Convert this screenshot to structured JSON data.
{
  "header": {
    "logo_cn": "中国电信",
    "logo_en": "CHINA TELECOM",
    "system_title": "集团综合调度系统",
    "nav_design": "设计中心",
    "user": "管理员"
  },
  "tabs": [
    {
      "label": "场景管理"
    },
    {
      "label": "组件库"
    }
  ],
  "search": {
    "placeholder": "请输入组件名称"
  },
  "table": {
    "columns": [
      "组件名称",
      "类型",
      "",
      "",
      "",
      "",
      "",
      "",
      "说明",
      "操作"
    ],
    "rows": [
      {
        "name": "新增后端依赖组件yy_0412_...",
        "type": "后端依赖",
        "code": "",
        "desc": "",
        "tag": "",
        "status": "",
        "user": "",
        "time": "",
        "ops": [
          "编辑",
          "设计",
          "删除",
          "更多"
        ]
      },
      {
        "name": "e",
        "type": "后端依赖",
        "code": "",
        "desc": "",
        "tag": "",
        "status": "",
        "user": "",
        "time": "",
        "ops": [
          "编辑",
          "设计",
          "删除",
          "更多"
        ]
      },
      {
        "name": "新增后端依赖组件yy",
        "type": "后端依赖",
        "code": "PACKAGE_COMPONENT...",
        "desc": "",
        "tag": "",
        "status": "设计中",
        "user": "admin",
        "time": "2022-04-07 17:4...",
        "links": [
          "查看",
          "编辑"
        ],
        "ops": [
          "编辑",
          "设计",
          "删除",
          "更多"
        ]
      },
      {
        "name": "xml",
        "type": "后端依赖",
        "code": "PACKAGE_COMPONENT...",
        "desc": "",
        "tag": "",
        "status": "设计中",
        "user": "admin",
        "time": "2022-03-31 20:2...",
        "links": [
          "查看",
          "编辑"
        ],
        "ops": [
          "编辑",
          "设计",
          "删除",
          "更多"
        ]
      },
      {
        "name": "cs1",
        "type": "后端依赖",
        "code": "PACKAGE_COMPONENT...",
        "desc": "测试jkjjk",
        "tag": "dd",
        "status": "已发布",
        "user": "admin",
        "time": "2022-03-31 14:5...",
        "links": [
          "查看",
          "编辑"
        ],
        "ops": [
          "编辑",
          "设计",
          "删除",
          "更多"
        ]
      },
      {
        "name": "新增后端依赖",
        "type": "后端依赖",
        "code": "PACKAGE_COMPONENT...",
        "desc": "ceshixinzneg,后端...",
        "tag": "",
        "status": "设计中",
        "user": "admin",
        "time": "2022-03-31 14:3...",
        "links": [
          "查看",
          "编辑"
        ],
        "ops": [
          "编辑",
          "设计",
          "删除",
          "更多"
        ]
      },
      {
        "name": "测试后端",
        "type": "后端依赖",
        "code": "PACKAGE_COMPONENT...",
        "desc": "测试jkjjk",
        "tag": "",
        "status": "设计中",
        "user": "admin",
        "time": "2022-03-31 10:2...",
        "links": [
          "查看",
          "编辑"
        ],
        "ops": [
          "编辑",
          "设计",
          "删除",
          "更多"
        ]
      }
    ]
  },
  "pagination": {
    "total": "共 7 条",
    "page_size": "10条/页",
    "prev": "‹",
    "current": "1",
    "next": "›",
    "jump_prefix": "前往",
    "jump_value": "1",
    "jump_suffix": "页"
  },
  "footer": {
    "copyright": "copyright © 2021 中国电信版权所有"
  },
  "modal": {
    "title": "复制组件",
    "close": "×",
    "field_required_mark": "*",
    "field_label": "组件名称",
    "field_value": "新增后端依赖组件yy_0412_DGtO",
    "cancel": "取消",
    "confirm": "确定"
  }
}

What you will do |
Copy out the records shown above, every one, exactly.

Answer box |
Convert this screenshot to structured JSON data.
{
  "header": {
    "logo_cn": "中国电信",
    "logo_en": "CHINA TELECOM",
    "system_title": "集团综合调度系统",
    "nav_design": "设计中心",
    "user": "管理员"
  },
  "tabs": [
    {
      "label": "场景管理"
    },
    {
      "label": "组件库"
    }
  ],
  "search": {
    "placeholder": "请输入组件名称"
  },
  "table": {
    "columns": [
      "组件名称",
      "类型",
      "",
      "",
      "",
      "",
      "",
      "",
      "说明",
      "操作"
    ],
    "rows": [
      {
        "name": "新增后端依赖组件yy_0412_...",
        "type": "后端依赖",
        "code": "",
        "desc": "",
        "tag": "",
        "status": "",
        "user": "",
        "time": "",
        "ops": [
          "编辑",
          "设计",
          "删除",
          "更多"
        ]
      },
      {
        "name": "e",
        "type": "后端依赖",
        "code": "",
        "desc": "",
        "tag": "",
        "status": "",
        "user": "",
        "time": "",
        "ops": [
          "编辑",
          "设计",
          "删除",
          "更多"
        ]
      },
      {
        "name": "新增后端依赖组件yy",
        "type": "后端依赖",
        "code": "PACKAGE_COMPONENT...",
        "desc": "",
        "tag": "",
        "status": "设计中",
        "user": "admin",
        "time": "2022-04-07 17:4...",
        "links": [
          "查看",
          "编辑"
        ],
        "ops": [
          "编辑",
          "设计",
          "删除",
          "更多"
        ]
      },
      {
        "name": "xml",
        "type": "后端依赖",
        "code": "PACKAGE_COMPONENT...",
        "desc": "",
        "tag": "",
        "status": "设计中",
        "user": "admin",
        "time": "2022-03-31 20:2...",
        "links": [
          "查看",
          "编辑"
        ],
        "ops": [
          "编辑",
          "设计",
          "删除",
          "更多"
        ]
      },
      {
        "name": "cs1",
        "type": "后端依赖",
        "code": "PACKAGE_COMPONENT...",
        "desc": "测试jkjjk",
        "tag": "dd",
        "status": "已发布",
        "user": "admin",
        "time": "2022-03-31 14:5...",
        "links": [
          "查看",
          "编辑"
        ],
        "ops": [
          "编辑",
          "设计",
          "删除",
          "更多"
        ]
      },
      {
        "name": "新增后端依赖",
        "type": "后端依赖",
        "code": "PACKAGE_COMPONENT...",
        "desc": "ceshixinzneg,后端...",
        "tag": "",
        "status": "设计中",
        "user": "admin",
        "time": "2022-03-31 14:3...",
        "links": [
          "查看",
          "编辑"
        ],
        "ops": [
          "编辑",
          "设计",
          "删除",
          "更多"
        ]
      },
      {
        "name": "测试后端",
        "type": "后端依赖",
        "code": "PACKAGE_COMPONENT...",
        "desc": "测试jkjjk",
        "tag": "",
        "status": "设计中",
        "user": "admin",
        "time": "2022-03-31 10:2...",
        "links": [
          "查看",
          "编辑"
        ],
        "ops": [
          "编辑",
          "设计",
          "删除",
          "更多"
        ]
      }
    ]
  },
  "pagination": {
    "total": "共 7 条",
    "page_size": "10条/页",
    "prev": "‹",
    "current": "1",
    "next": "›",
    "jump_prefix": "前往",
    "jump_value": "1",
    "jump_suffix": "页"
  },
  "footer": {
    "copyright": "copyright © 2021 中国电信版权所有"
  },
  "modal": {
    "title": "复制组件",
    "close": "×",
    "field_required_mark": "*",
    "field_label": "组件名称",
    "field_value": "新增后端依赖组件yy_0412_DGtO",
    "cancel": "取消",
    "confirm": "确定"
  }
}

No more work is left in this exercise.